Ursidae: The Undergraduate Research Journal at the University of Northern Colorado


Kyra Trimble

Faculty Sponsor

Eric Peterson and Karen Traxler

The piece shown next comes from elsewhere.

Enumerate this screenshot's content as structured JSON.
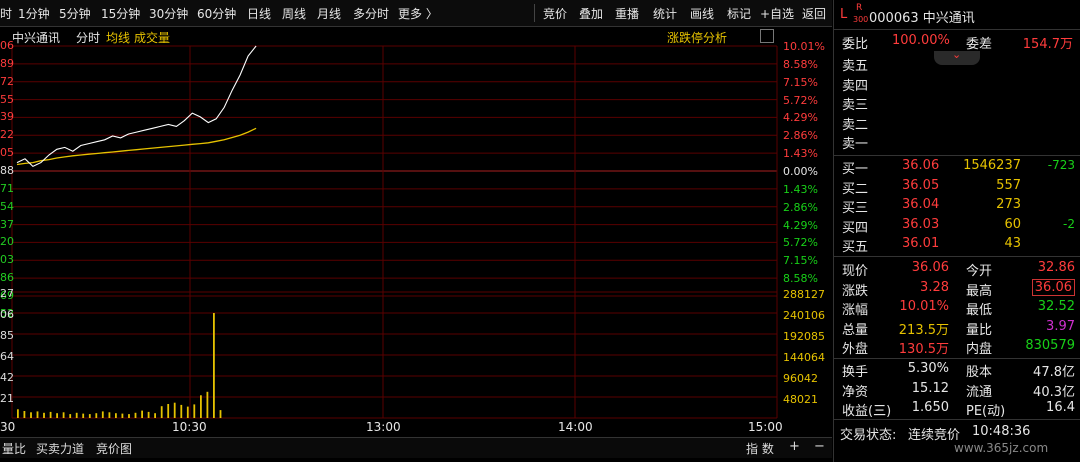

Several meta-analyses have concluded that women are more accurate at reading emotions than men, especially the recognition of nonverbal behavior shown through facial expressions. A few studies have demonstrated that women are more accurate at identifying the nonverbal behavior of other women, compared to the ability of men to read the nonverbal behavior of other men. While on average women typically outperform men in tasks involving nonverbal behavior, they also succeed at reading other women whereas men do not show this gender congruency effect. The goal of this research was to further explore this effect of congruency between the gender of the target (the stimuli) and the gender of the perceiver (the participant), and the accuracy in reading nonverbal behavior. Three tasks were used involving reading nonverbal behavior. The Diagnostic Accuracy of Nonverbal Analysis (DANVA) and the Profile of Nonverbal Accuracy (PONS) depicted individuals engaging in natural behavior, while the Emotional Bias Task portrayed morphed pictures of human actors to displaying various emotions.